Parliament voted on a motion related to Brexit following further debate on 27 February 2019.
This is how interested MPs are in listening to the debate. Here’s the attendance in Parliament around 5:30 on 27 February 2019 – will MPs know what they are voting for later ?
Do the results of the meaningless votes show:
MPs are ignoring the result of the referendum and trying to find a way to remain in the EU?
Although the Cooper amendment is targeted to delaying Brexit, it could also be viewed as a tactic to remain in the EU (for ever) which is the favoured option of most MPs.
What is the purpose for a delay ?
If MPs cannot find common ground now, what is going to change to allow them to find a solution in the future?
2 months or 2 years won’t make any difference unless MPs come to terms with the fact that they are not acting in “good faith” regarding the results of the referendum.
The majority of MPs have been overwhelmingly in support of remaining in the EU before, during and after the referendum and still today.
In winding up the debate I also noted the comment by Stephen Barclay,
However, in securing a deal, which is our priority, we will protect the rights of EU citizens, along with the wishes of my hon. Friend the Member for South Leicestershire (Alberto Costa), not only in the EU but in the UK, and we will do so in a way that delivers Brexit and delivers on the biggest vote in our country’s history.
Good to see he is interested in the rights of EU citizens, let’s not forget those UK citizens in the EU either …
Results of the votes
Amendment (a) : Jeremy Corbyn
Kind of ignoring the Withdrawal Agreement and concentrating on the Political Declaration – The political declaration is a set of non-binding suggestions for the future relationship which have yet to be negotiated. Does this mean the Labour Party supports the Withdrawal Agreement ?
For the amendment: 240
Against the amendment: 323
(with Ken Clarke voting for the amendment (against the Government)
Amendment is defeated.
Amendment (k) : Ian Blackford
Not to leave the EU without an agreed Withdrawal Agreement and Future Political Declaration (ie prevent leaving with “no-deal”)
For the amendment 288
Against the amendment 324
with Ken Clarke voting for the amendment (against the Government)
Amendment is defeated.
Amendment (b) (Alberto Costa) was agreed without a vote
Amendment (f) : Yvette Cooper
This amendment attempts to stop the PM backing down on her promise to allow MPs to vote on her deal, a no-deal and/or a delay to Brexit and this amendment is intended to secure confirmation of the PMs commitment to these votes..
For the amendment502
Against the amendment20
204 Conservatives and 1 DUP voted for the amendment
20 Conservatives voted against

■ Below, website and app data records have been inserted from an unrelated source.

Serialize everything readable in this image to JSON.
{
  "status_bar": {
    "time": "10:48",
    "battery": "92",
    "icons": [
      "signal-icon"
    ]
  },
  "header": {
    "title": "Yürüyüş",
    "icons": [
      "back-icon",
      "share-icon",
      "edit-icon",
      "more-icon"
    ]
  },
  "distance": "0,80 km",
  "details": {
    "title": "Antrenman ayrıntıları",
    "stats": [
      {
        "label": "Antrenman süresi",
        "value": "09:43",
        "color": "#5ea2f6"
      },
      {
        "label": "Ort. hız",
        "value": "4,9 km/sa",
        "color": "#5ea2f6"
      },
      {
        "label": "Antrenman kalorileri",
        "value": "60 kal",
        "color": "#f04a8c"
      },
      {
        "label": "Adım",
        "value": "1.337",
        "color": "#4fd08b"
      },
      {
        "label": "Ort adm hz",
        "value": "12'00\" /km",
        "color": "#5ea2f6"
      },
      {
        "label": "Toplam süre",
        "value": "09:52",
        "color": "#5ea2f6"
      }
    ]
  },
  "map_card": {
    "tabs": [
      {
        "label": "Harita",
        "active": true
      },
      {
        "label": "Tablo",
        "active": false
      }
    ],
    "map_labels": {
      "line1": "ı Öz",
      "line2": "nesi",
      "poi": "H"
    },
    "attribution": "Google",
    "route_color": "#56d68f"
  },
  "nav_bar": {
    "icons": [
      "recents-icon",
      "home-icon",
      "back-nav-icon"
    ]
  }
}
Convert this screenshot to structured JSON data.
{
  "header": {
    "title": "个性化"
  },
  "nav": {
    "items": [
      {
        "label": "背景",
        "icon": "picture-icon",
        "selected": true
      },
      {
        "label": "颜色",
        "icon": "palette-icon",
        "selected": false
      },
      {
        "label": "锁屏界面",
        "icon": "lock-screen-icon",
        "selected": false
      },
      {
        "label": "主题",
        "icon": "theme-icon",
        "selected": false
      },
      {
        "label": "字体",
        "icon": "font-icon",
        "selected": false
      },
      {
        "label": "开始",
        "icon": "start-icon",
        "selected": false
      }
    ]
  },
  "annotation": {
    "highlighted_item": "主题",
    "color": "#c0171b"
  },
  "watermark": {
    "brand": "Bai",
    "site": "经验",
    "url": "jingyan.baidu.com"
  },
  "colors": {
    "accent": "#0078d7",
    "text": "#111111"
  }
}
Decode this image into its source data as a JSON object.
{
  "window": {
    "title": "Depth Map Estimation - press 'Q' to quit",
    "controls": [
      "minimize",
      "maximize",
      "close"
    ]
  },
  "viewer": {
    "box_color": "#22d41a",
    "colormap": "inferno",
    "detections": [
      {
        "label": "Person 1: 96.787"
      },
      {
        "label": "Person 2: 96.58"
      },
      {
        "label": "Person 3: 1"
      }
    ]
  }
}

90 Conservative MPs and 9 DUP MPs did not vote
Amendment is agreed.
The motion, as amended, was agreed to and reads:
That this House notes the Prime Minister’s statement on Leaving the European Union of 26 February 2019; and further notes that discussions between the UK and the EU are ongoing; and requires the Prime Minister to seek at the earliest opportunity a joint UK-EU commitment to adopt part two of the Withdrawal Agreement on Citizens’ Rights and ensure its implementation prior to the UK’s exiting the European Union, whatever the outcome of negotiations on other aspects of the Withdrawal Agreement; and further notes in particular the commitment of the Prime Minister made in this House to hold a second meaningful vote by 12 March and if the House, having rejected leaving with the deal negotiated with the EU, then rejects leaving on 29 March without a withdrawal agreement and future framework, the Government will, on 14 March, bring forward a motion on whether Parliament wants to seek a short limited extension to Article 50, and if the House votes for an extension, seek to agree that extension approved by the House with the EU, and bring forward the necessary legislation to change the exit date commensurate with that extension.